After my first taste test, I found myself on a mailing list to invite participants to upcoming tests. I halfheartedly attempted to sign up for a testing of lunchmeat, but I wasn’t chosen for that study–perhaps my lack of interest showed through in my pre-test. (“How often do you eat lunchmeat?” “NEVER.”)
But happily I was invited to join a chocolate test. This one was radically different from my first experience, starting with the staging: rather than perching on stools in a kitchen lab or studio, we were seated at tables of shiny dark wood in the university’s lounge, replete with a bar and soft, warm lighting. I wonder how instrumental this location was to the test, which asked not only for taste descriptors and whether we liked each sample, but for a sense the chocolate’s relative value. A bar of chocolate in a plain wrapper rested on each table: we were told firmly not to eat or touch the bars, but to consider them a reference point for the questions for each sample which asked whether we’d pay X amount for a bar of that size.

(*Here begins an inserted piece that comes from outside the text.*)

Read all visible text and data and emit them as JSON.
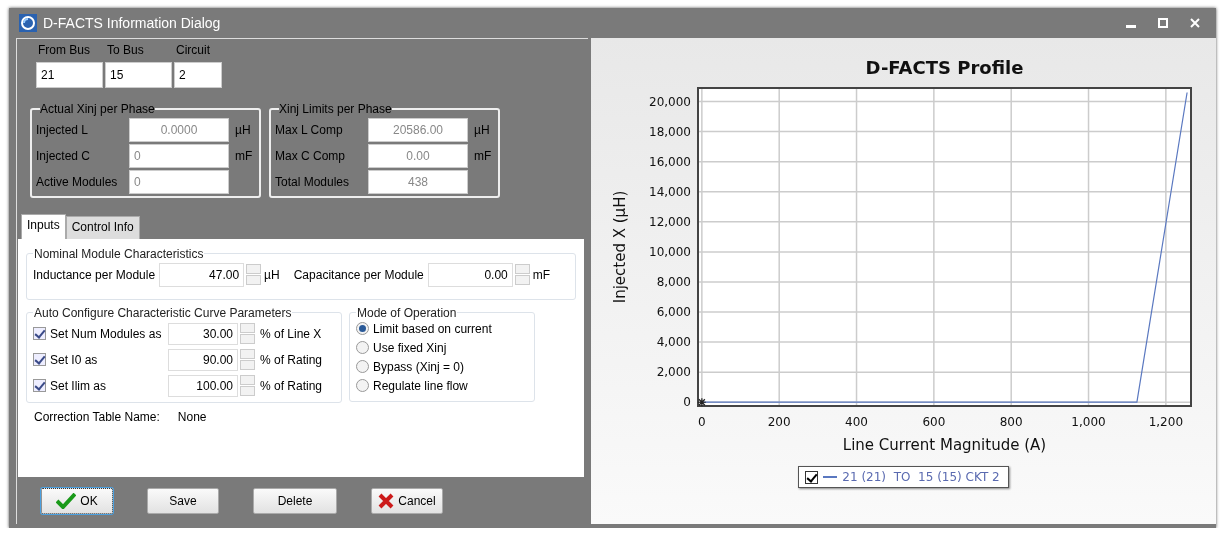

For each round, we were given a small square of chocolate to consider. We could indicate whether we liked it or not, whether or not we thought it worth the designated amount, and which of two pages of adjectives described the chocolate. There was also a place for notes, which I made use of, discovering that I found most of the chocolates too buttery and rich (I prefer dark and bitter) but that I’d be willing to cook or bake with a bar if the price was right.
The chocolate was not particularly to my liking, and some my responses were cavalier, but I noticed that I felt a little anxious during this procedure. Two pages of taste descriptors gave some options that you’d expect–is the chocolate creamy? salty? does it taste of caramel or hazelnut? Is it soft or does it have a bite?–as well as some surprising but reasonable options (is it rancid or oily? Is there a bitter aftertaste?). There were also a number of options that I couldn’t taste in any of the samples, or wasn’t sure how to detect: vanilla tones, woody notes. I felt a little like some people might when they feel they must “learn” wine; I wondered if my palate was dull or uneducated in the finer notes of chocolate. Should I be tasting woodsiness? Is that an acceptable complexity in chocolate?
I felt even more awkward when I stood up to leave, and I saw half-gnawed squares of chocolate in the dishes at many other tables. During each round I had popped the entire square in my mouth, letting it melt on my tongue and unfold its layers and aftertastes as it would. I had come in late, so it’s possible that I’d missed instructions or recommendations to nibble and abandon the samples, but in the absence of that information I felt that I had somehow been greedy or uncouth.
I left the lounge with $10 in cash for my trouble, a slight sickness of stomach from the dairy-rich chocolates, and a mind busy with class- and propriety-related implications of this eating and tasting.